• _The problem_
Send back all the data below, exactly as given.

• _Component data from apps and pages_
· · · · ·

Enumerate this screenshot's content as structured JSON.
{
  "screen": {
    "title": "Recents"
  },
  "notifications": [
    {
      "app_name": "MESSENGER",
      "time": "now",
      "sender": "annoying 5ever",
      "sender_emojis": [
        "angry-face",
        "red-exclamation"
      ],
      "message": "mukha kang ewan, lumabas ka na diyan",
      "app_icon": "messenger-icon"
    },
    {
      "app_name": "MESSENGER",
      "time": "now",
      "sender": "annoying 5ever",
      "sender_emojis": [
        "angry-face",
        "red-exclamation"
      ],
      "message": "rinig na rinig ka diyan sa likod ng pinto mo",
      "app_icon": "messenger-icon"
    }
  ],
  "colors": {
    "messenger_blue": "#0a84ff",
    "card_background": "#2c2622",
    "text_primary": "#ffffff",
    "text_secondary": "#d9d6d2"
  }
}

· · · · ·

• _Result for this exercise_
Enumerate this screenshot's content as structured JSON.
{
  "screen": {
    "title": "Recents"
  },
  "notifications": [
    {
      "app_name": "MESSENGER",
      "time": "now",
      "sender": "annoying 5ever",
      "sender_emojis": [
        "angry-face",
        "red-exclamation"
      ],
      "message": "mukha kang ewan, lumabas ka na diyan",
      "app_icon": "messenger-icon"
    },
    {
      "app_name": "MESSENGER",
      "time": "now",
      "sender": "annoying 5ever",
      "sender_emojis": [
        "angry-face",
        "red-exclamation"
      ],
      "message": "rinig na rinig ka diyan sa likod ng pinto mo",
      "app_icon": "messenger-icon"
    }
  ],
  "colors": {
    "messenger_blue": "#0a84ff",
    "card_background": "#2c2622",
    "text_primary": "#ffffff",
    "text_secondary": "#d9d6d2"
  }
}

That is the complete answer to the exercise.